    […] Duty To Disclose For Sellers In Florida Residential Real … – In residential real property transactions, Florida sellers have a legal duty to disclose to someone who is considering purchasing a piece of real estate all known … […]

  10. Kathy Burger says:

    Hi. I purchased a property, and now find that the rear of the property floods when there is a heavy rain. I don’t suppose this is something the seller or seller’s agent should have disclosed, …

  11. rob vachunek says:

    we just bought a refurbished house, all is good except the NEW 4 ton A/C. it doesnt cool the house. Is the seller responsible for the homes new and refurbished state of the home………4 days since we closed.

  12. Kristin says:

    What is the notice period for Seller to provide such disclosure? I thought I would have gotten this by now – but …

    Please advise

  13. Mechelle Huff says:

    I just purchased a home in July. Seller did not disclose ….
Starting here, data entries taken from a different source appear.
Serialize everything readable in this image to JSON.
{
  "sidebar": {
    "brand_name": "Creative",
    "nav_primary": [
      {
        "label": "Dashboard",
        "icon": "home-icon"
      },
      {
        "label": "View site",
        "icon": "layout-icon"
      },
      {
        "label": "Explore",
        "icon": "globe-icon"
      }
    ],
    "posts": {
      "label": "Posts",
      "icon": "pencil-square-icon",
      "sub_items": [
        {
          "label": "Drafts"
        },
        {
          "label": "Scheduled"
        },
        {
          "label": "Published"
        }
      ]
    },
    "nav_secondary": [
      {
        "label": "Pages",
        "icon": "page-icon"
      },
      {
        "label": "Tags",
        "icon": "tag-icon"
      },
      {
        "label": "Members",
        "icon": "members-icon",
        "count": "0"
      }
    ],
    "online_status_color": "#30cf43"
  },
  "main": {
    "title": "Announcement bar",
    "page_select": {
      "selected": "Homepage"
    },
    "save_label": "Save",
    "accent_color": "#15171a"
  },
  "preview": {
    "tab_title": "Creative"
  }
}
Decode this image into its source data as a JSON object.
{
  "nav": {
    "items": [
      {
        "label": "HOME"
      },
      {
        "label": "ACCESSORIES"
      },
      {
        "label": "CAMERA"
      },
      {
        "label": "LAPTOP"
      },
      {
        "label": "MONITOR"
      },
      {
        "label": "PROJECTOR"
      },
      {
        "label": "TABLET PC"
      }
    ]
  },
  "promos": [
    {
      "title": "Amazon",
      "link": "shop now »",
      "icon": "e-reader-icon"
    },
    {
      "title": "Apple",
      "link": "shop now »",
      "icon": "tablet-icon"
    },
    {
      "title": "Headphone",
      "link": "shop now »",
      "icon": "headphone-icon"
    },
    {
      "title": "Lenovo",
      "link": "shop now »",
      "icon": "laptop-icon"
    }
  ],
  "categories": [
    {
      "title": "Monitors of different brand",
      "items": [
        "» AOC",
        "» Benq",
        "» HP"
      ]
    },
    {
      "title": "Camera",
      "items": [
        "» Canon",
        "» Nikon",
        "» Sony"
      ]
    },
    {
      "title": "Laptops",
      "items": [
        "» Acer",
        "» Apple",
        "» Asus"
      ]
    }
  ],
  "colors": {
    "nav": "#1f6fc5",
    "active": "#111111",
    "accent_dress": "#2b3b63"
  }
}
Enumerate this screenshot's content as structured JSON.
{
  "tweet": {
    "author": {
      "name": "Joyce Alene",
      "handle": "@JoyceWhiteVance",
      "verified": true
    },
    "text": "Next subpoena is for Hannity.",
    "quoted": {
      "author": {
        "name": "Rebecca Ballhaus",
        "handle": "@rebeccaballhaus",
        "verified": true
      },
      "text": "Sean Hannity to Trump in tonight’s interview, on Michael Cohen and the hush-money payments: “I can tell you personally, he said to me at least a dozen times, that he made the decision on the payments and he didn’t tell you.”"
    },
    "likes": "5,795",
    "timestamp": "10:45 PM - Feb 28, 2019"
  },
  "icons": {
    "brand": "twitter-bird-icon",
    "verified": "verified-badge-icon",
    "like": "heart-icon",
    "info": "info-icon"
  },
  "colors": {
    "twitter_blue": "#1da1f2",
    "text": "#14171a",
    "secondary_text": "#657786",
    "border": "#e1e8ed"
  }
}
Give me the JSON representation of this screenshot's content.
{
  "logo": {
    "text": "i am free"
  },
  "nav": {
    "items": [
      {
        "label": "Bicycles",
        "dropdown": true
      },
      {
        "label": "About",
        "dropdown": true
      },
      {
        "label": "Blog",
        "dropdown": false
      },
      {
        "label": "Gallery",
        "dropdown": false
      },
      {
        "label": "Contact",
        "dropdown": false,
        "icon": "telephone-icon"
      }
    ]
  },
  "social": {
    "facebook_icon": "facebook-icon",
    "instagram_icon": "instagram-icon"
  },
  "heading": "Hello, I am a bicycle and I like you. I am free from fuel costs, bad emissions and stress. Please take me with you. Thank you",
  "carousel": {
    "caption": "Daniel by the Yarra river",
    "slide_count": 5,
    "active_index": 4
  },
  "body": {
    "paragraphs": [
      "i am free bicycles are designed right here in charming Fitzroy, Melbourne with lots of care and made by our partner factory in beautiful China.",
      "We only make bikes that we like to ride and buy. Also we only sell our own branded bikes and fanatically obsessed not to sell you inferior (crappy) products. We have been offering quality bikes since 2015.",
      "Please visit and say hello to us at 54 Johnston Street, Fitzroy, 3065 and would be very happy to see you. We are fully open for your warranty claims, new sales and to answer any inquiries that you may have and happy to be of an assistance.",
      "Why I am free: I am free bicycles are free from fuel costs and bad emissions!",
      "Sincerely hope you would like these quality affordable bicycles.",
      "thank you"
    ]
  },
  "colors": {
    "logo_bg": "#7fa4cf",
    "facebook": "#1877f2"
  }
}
  14. […] from property defects and not from nuisance claims, it is wise for sellers to be aware of their state requirements regarding full disclosure. A knowledgeable real estate agent can be your best friend, helping you […]

  15. John Watts says:

    very helpfull , thanks for sharing

  16. Will Hurricane Irma Lower Your Property Value? | C3 Group Inc. says:

    […] condition could be worse for policyholders looking to sell. In Florida property sellers have a legal duty to disclose to someone who is considering purchasing a piece of real estate all known material […]

  17. Please, how many days does seller have to leave premises after closing? Ex. Closing date Dic.28 on a Thursday, Jan. 1st on a Monday, until the 2nd of Jan no mover will agree to work